# [Problem description]
Look through the records below and collect all lines that hold the string "role".

::::::

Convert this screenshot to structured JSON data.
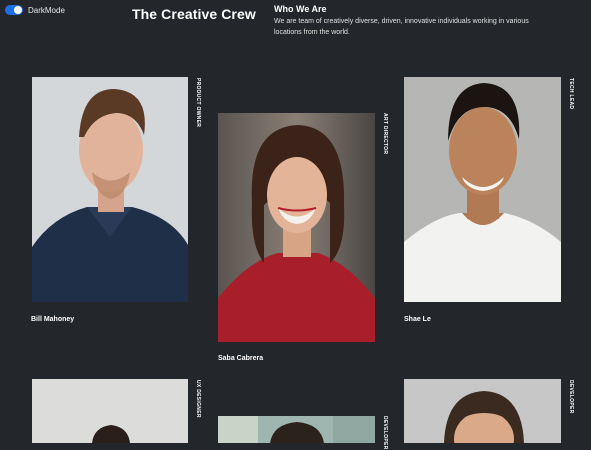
{
  "settings": {
    "dark_mode_label": "DarkMode",
    "dark_mode_on": true,
    "accent": "#1d6fe8"
  },
  "header": {
    "title": "The Creative Crew"
  },
  "about": {
    "heading": "Who We Are",
    "text": "We are team of creatively diverse, driven, innovative individuals working in various locations from the world."
  },
  "members": [
    {
      "name": "Bill Mahoney",
      "role": "PRODUCT OWNER"
    },
    {
      "name": "Saba Cabrera",
      "role": "ART DIRECTOR"
    },
    {
      "name": "Shae Le",
      "role": "TECH LEAD"
    },
    {
      "name": "",
      "role": "UX DESIGNER"
    },
    {
      "name": "",
      "role": "DEVELOPER"
    },
    {
      "name": "",
      "role": "DEVELOPER"
    }
  ],
  "colors": {
    "background": "#23262b",
    "text": "#ffffff"
  }
}
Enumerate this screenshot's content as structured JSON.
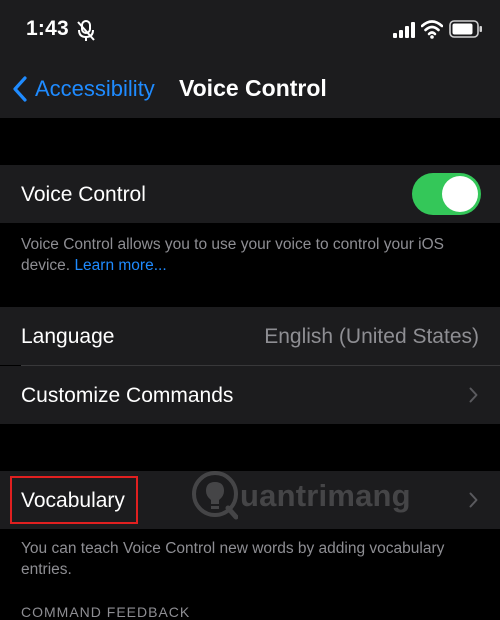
{
  "status_bar": {
    "time": "1:43",
    "icons": [
      "mute-icon",
      "signal-icon",
      "wifi-icon",
      "battery-icon"
    ]
  },
  "nav": {
    "back_label": "Accessibility",
    "title": "Voice Control"
  },
  "voice_control": {
    "label": "Voice Control",
    "toggle_on": true,
    "description": "Voice Control allows you to use your voice to control your iOS device.",
    "link_text": "Learn more..."
  },
  "language": {
    "label": "Language",
    "value": "English (United States)"
  },
  "customize": {
    "label": "Customize Commands"
  },
  "vocabulary": {
    "label": "Vocabulary",
    "description": "You can teach Voice Control new words by adding vocabulary entries."
  },
  "next_section_header": "COMMAND FEEDBACK",
  "watermark": {
    "text": "uantrimang"
  },
  "colors": {
    "background": "#000000",
    "cell": "#1c1c1e",
    "accent_blue": "#1f8bff",
    "toggle_green": "#34c759",
    "secondary_text": "#8e8e93",
    "highlight_red": "#e02020"
  }
}
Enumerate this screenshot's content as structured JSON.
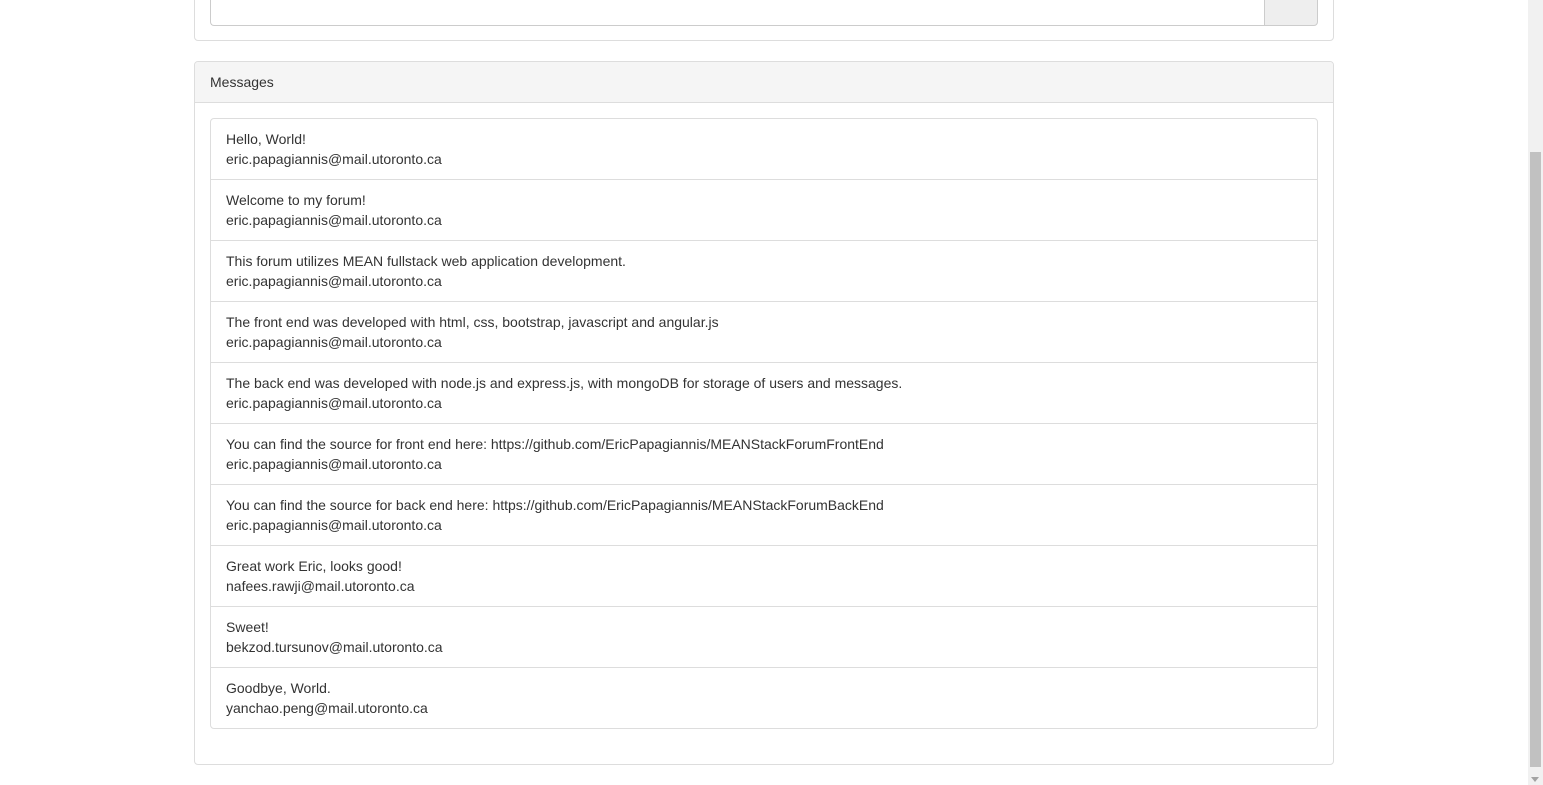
{
  "post_form": {
    "input_value": "",
    "input_placeholder": ""
  },
  "messages_panel": {
    "heading": "Messages",
    "items": [
      {
        "text": "Hello, World!",
        "author": "eric.papagiannis@mail.utoronto.ca"
      },
      {
        "text": "Welcome to my forum!",
        "author": "eric.papagiannis@mail.utoronto.ca"
      },
      {
        "text": "This forum utilizes MEAN fullstack web application development.",
        "author": "eric.papagiannis@mail.utoronto.ca"
      },
      {
        "text": "The front end was developed with html, css, bootstrap, javascript and angular.js",
        "author": "eric.papagiannis@mail.utoronto.ca"
      },
      {
        "text": "The back end was developed with node.js and express.js, with mongoDB for storage of users and messages.",
        "author": "eric.papagiannis@mail.utoronto.ca"
      },
      {
        "text": "You can find the source for front end here: https://github.com/EricPapagiannis/MEANStackForumFrontEnd",
        "author": "eric.papagiannis@mail.utoronto.ca"
      },
      {
        "text": "You can find the source for back end here: https://github.com/EricPapagiannis/MEANStackForumBackEnd",
        "author": "eric.papagiannis@mail.utoronto.ca"
      },
      {
        "text": "Great work Eric, looks good!",
        "author": "nafees.rawji@mail.utoronto.ca"
      },
      {
        "text": "Sweet!",
        "author": "bekzod.tursunov@mail.utoronto.ca"
      },
      {
        "text": "Goodbye, World.",
        "author": "yanchao.peng@mail.utoronto.ca"
      }
    ]
  }
}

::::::

# [Solution for this problem]
      "role": "PRODUCT OWNER"
      "role": "ART DIRECTOR"
      "role": "TECH LEAD"
      "role": "UX DESIGNER"
      "role": "DEVELOPER"
      "role": "DEVELOPER"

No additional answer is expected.